To address this, nonprofit organizations can more closely tailor their nonprofit professional development programs to the goals and interests of nonprofit talent. Here are four ways you can make that happen.
1. Connect professional development opportunities to clear career goals
According to the Workplace Learning Report, employees’ top motivation to learn at work is the desire to make progress toward their career goals, followed by the need to stay up to date in their fields. Designing your professional development program around these motivations can encourage your nonprofit employees and volunteers to engage with it.
Get to know your employees’ career goals and help them develop the professional skills they’ll need to achieve them. Pay special attention to how each employee’s current or aspirational roles are changing as the world of work evolves, and ensure your development programs are flexible enough to adapt.
2. Deputize managers to tie professional development goals directly to progress check-ins
Manager support can have a big impact on an employee's engagement with development programs — but only 35% of professionals were encouraged to learn by their manager in the past six months.
Make professional development check-ins a regular part of each team member’s relationship with their manager. Empower managers to provide the resources your nonprofit employees need to acquire the skills they want. Most importantly, encourage your managers to consider their team’s professional development one of their key responsibilities.
3. Give your team opportunities to learn anything they want
Giving employees the opportunity to pursue all of the skills they’re interested in — not just those that apply to their current role — can go a long way toward incentivizing those employees to invest in your career development program.
Toronto-based nonprofit Achēv offers an example of how to make this work. After its team doubled in size, the organization suddenly needed to upskill and reskill a large number of employees quickly. Director of Human Resources Marwa Gamil hoped to implement a professional development program that would fully engage these new employees from the start.
Marwa invested in LinkedIn Learning and then encouraged her team to “go bananas” by exploring the platform’s extensive suite of on-demand resources and courses.
“I mentioned that there were over two thousand learning opportunities,” she says, “and encouraged everyone to go bananas, and learn whatever they wanted to learn.”
Marwa credits this approach as a core reason that her nonprofit’s program has been successful, and advises others to follow suit.
“Organizations always plan learning initiatives based on what they think people should know,” she says, “but that doesn’t give space for people to go in and learn what they want — when you have a platform like [LinkedIn Learning], you give them the gift to explore their interests in addition to what you need from them.”
4. Prioritize time for professional development on the job
According to the 2023 Workplace Learning Report, almost three out of four (74%) of employees want more time to learn during work, and say that having that time would allow them to invest more deeply in professional development resources. Set aside dedicated time for on-the-job learning whenever possible, and encourage managers to make sure their teams have time to learn.
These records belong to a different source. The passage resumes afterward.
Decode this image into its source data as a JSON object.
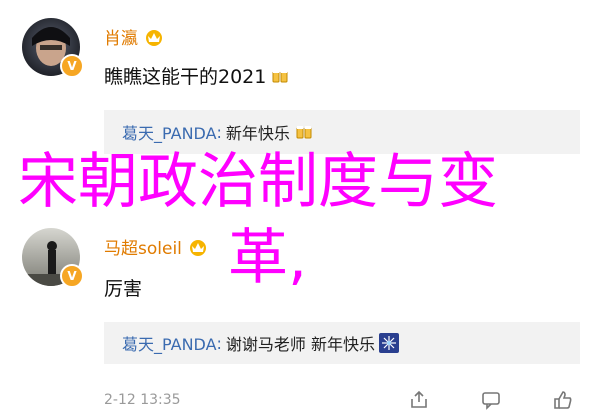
{
  "comments": [
    {
      "username": "肖瀛",
      "text": "瞧瞧这能干的2021",
      "reply": {
        "user": "葛天_PANDA",
        "separator": ":",
        "text": "新年快乐"
      }
    },
    {
      "username": "马超soleil",
      "text": "厉害",
      "reply": {
        "user": "葛天_PANDA",
        "separator": ":",
        "text": "谢谢马老师 新年快乐"
      },
      "timestamp": "2-12 13:35"
    }
  ],
  "overlay": {
    "line1": "宋朝政治制度与变",
    "line2": "革,"
  },
  "icons": {
    "verify": "verified-badge-icon",
    "crown": "crown-badge-icon",
    "share": "share-icon",
    "comment": "comment-icon",
    "like": "like-icon"
  },
  "colors": {
    "username": "#e07b00",
    "reply_user": "#3b6bb0",
    "overlay": "#ff00ff",
    "reply_bg": "#f2f2f2"
  }
}
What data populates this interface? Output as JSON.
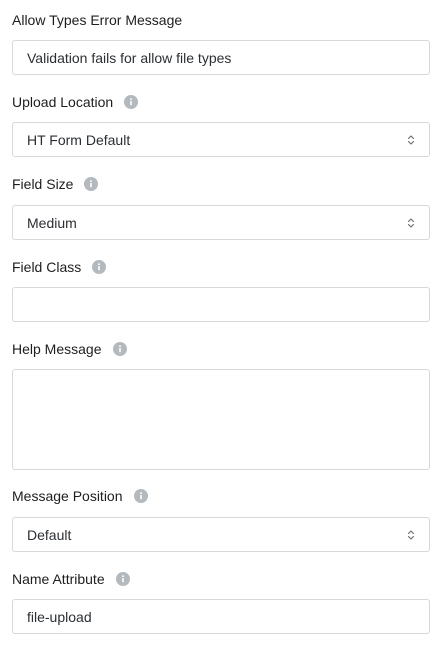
{
  "fields": {
    "allow_types_error": {
      "label": "Allow Types Error Message",
      "value": "Validation fails for allow file types"
    },
    "upload_location": {
      "label": "Upload Location",
      "value": "HT Form Default"
    },
    "field_size": {
      "label": "Field Size",
      "value": "Medium"
    },
    "field_class": {
      "label": "Field Class",
      "value": ""
    },
    "help_message": {
      "label": "Help Message",
      "value": ""
    },
    "message_position": {
      "label": "Message Position",
      "value": "Default"
    },
    "name_attribute": {
      "label": "Name Attribute",
      "value": "file-upload"
    }
  },
  "icons": {
    "info": "info-icon",
    "select_arrows": "chevron-up-down-icon"
  },
  "colors": {
    "info_icon_bg": "#b4b9be",
    "border": "#d5d9dd",
    "label": "#1e1e1e"
  }
}
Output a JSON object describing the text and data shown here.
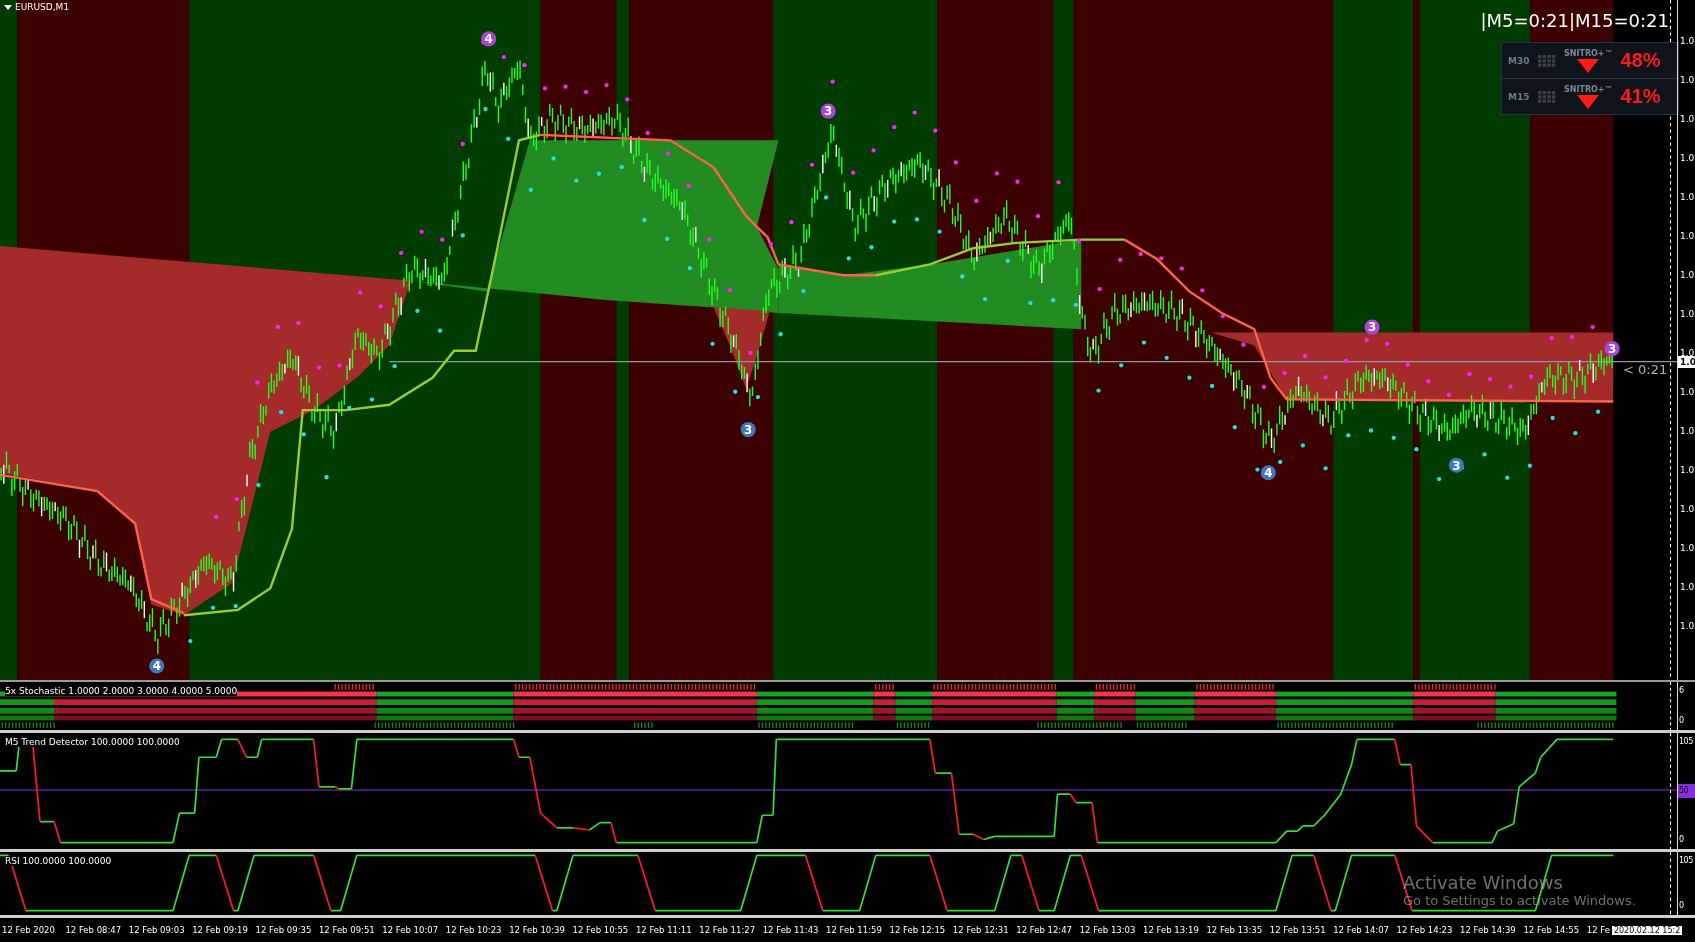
{
  "chart": {
    "symbol": "EURUSD,M1",
    "timer": "|M5=0:21|M15=0:21",
    "candle_timer": "< 0:21",
    "current_price": "1.0",
    "price_axis": [
      "1.0",
      "1.0",
      "1.0",
      "1.0",
      "1.0",
      "1.0",
      "1.0",
      "1.0",
      "1.0",
      "1.0",
      "1.0",
      "1.0",
      "1.0",
      "1.0",
      "1.0",
      "1.0"
    ],
    "wave_marks": [
      {
        "label": "4",
        "color": "#a944d4"
      },
      {
        "label": "3",
        "color": "#a944d4"
      },
      {
        "label": "3",
        "color": "#3f78b8"
      },
      {
        "label": "4",
        "color": "#3f78b8"
      },
      {
        "label": "4",
        "color": "#3f78b8"
      },
      {
        "label": "3",
        "color": "#a944d4"
      },
      {
        "label": "3",
        "color": "#3f78b8"
      },
      {
        "label": "3",
        "color": "#a944d4"
      }
    ]
  },
  "signal_panel": {
    "rows": [
      {
        "timeframe": "M30",
        "brand": "SNITRO+™",
        "kind": "down",
        "percent": "48%"
      },
      {
        "timeframe": "M15",
        "brand": "SNITRO+™",
        "kind": "down",
        "percent": "41%"
      }
    ]
  },
  "indicators": [
    {
      "kind": "stochastic",
      "label": "5x Stochastic 1.0000 2.0000 3.0000 4.0000 5.0000",
      "axis": [
        "6",
        "0"
      ]
    },
    {
      "kind": "trend",
      "label": "M5 Trend Detector 100.0000 100.0000",
      "axis": [
        "105",
        "50",
        "0"
      ]
    },
    {
      "kind": "rsi",
      "label": "RSI 100.0000 100.0000",
      "axis": [
        "105",
        "0"
      ]
    }
  ],
  "time_axis": {
    "labels": [
      "12 Feb 2020",
      "12 Feb 08:47",
      "12 Feb 09:03",
      "12 Feb 09:19",
      "12 Feb 09:35",
      "12 Feb 09:51",
      "12 Feb 10:07",
      "12 Feb 10:23",
      "12 Feb 10:39",
      "12 Feb 10:55",
      "12 Feb 11:11",
      "12 Feb 11:27",
      "12 Feb 11:43",
      "12 Feb 11:59",
      "12 Feb 12:15",
      "12 Feb 12:31",
      "12 Feb 12:47",
      "12 Feb 13:03",
      "12 Feb 13:19",
      "12 Feb 13:35",
      "12 Feb 13:51",
      "12 Feb 14:07",
      "12 Feb 14:23",
      "12 Feb 14:39",
      "12 Feb 14:55",
      "12 Fe"
    ],
    "cursor_time": "2020.02.12 15:2"
  },
  "os_notice": {
    "title": "Activate Windows",
    "message": "Go to Settings to activate Windows."
  }
}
Another effective way to engage nonprofit talent with your development program is to pair employees with more senior coworkers who can act as “mentors.”
By creating opportunities for mentors to train and provide guidance to their less experienced colleagues, you can make the most of your nonprofit’s human resources, foster deeper connections between employees, and improve engagement with professional development programs.
When they understand what you’re offering and that you’re truly committed to their success, your nonprofit team will be more likely to engage with your professional development opportunities. Building this understanding requires a combination of providing the right incentives, communicating effectively, and removing roadblocks.
By following these steps and making your nonprofit professional development as accessible, exciting, and fulfilling as possible, your team members will jump on board in no time — and your organization will benefit for years to come.
For more help creating the right nonprofit professional development opportunities for your organization, see how LinkedIn Learning Solutions for nonprofits can help.